Expat Diaries: The A to Z of being an NRI
What it means to look at your burning roots
A few days ago, the Burj Khalifa lit up with the message #StayStrongIndia. And I was suddenly aware of who I was. An N-R-I. A Non-Resident Indian, who is watching my country burn and gasp for air. I am an outsider.
Like many of my NRI friends, India, for me, has been a bubble, a photo album that I revisit every couple of months.
I land into my home city, drink my favourite filter coffee at the airport, marvel at how the neighbourhood I grew up in has changed, visit a few nice restaurants and clubs, comment on how expensive India has become — wipe my hands with hand sanitizer and come back home, to Dubai.
This system that is failing, is foreign to me. I am removed from it all and yet I am not.
This is what my circle looks like right now — my circle of NRIs in Dubai.
A is watching the news, all the time. News report after news report talking about numbers — number of cases, number of deaths, number of vaccines.
B is frantically calling her mother, checking in four, sometimes five-times a day — listening to coughs and itchy throats.
C is praying. In all the tongues she knows, for all the people she does not know.
D is weeping for her best friend who she lost to Covid-19. “She was my age,” she says. “Her child is only two years old.”
E is blaming the government, the healthcare systems, the journalists for not doing their job.
F is blaming the corporations that are profiting from this tragedy.
G is blaming himself, for not having brought his parents to Dubai while he could.
H is wondering when she will see her partner next, he is in India right now and can’t fly back.
I is explaining to his seven-year-old son what it means for a country to have no oxygen for his grandmother.
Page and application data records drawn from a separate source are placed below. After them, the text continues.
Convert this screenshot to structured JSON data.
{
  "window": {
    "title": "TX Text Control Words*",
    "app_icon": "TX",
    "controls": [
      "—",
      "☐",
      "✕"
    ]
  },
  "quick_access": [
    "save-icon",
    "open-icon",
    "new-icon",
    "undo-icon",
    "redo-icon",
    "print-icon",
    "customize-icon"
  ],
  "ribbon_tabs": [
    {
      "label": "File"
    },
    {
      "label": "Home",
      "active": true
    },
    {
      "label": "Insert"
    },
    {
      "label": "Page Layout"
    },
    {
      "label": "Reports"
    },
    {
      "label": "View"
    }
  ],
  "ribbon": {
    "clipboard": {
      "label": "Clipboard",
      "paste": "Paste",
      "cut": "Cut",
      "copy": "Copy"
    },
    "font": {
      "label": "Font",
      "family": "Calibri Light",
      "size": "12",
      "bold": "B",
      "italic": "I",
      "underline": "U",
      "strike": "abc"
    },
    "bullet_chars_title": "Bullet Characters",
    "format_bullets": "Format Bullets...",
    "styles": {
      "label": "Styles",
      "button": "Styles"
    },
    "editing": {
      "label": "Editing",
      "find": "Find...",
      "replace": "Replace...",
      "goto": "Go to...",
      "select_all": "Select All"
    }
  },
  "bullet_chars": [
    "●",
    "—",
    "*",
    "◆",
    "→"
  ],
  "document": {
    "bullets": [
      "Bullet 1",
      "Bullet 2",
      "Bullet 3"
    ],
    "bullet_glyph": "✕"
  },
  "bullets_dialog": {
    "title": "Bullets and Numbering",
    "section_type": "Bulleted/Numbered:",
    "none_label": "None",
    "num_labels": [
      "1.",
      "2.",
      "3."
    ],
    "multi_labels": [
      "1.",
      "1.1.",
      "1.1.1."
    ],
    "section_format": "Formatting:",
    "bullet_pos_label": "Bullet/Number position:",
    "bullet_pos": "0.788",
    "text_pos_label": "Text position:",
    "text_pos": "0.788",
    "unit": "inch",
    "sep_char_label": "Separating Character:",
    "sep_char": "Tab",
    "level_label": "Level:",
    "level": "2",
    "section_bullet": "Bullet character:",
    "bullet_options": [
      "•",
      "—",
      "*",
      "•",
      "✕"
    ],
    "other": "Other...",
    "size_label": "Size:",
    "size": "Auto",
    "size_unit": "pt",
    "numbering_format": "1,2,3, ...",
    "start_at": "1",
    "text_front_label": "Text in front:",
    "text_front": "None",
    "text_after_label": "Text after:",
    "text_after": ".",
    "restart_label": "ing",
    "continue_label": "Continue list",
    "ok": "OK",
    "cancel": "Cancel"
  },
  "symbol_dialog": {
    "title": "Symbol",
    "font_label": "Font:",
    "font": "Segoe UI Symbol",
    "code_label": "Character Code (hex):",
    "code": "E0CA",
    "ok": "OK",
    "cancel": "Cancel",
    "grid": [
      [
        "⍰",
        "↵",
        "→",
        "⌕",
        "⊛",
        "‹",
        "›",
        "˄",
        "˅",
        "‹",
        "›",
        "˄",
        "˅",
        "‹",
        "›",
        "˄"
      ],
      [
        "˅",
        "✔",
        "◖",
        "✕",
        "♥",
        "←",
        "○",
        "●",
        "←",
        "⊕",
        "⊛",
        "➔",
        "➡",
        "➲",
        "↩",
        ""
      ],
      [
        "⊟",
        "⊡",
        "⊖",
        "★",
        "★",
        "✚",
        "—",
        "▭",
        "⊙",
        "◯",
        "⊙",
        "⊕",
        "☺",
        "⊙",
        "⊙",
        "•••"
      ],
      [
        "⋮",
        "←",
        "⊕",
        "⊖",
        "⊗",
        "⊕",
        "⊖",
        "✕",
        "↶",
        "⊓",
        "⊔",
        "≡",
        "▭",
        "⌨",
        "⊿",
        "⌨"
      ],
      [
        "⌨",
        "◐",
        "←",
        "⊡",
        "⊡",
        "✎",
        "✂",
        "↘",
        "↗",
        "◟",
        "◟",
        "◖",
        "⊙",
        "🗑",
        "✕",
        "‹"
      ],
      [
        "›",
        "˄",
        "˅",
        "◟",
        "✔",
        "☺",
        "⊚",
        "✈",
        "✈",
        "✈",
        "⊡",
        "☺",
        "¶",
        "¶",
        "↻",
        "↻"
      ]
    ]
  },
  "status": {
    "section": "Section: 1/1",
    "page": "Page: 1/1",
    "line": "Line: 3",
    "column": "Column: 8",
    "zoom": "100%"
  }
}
J is relieved. At least, we are here. At least we can celebrate my birthday without worrying about a lockdown. Is that a selfish thought?
K is feeling helpless. For the first time, it feels like money and connections and knowing people in high places means nothing.
L’s parent is a doctor. Every day watching her leave to work is watching her walk onto a battlefield ill-equipped.
M is scrolling through social media watching Indian influencers put up dance videos and makeup tutorials. Is this the time to be posting this?
N is questioning what it means to be a parent now, when you are here and they are there.
O is checking the stock market, and his investments. What will this mean for the economy?
P thinks the people in power are doing their best. These are unprecedented circumstances, after all, how could we expect them to be prepared?
Q is the lucky one. He managed to fly his family out before this wave. Now, they sit in a hotel apartment and play video games waiting for ‘this’ to end.
R is donating, whatever she has. What else can we do, but send money back to those who need it?
S is struggling to make sense of this sinking feeling. Maybe she will get help, but therapists are expensive and busy nowadays.
T thinks she probably won’t be going home this summer, so she should make other holiday plans.
U is on the phone with his father — an octogenarian, who insists on walking to the grocery store to buy vegetables in India. “Don’t leave the house Pa, please. Just for one month.”
V is virtually connecting with all her school friends — each day there is a new update on which classmate is in which hospital, and what they need.
W is wondering what the aftermath of this wave will be? How many more people will be left without homes, or parents, or children, or the will to survive?
X is tired.
Y sits in her car, and cries for her country, and all the grief she sees on her Instagram feed.
Z gets back to work. It’s what keeps him sane.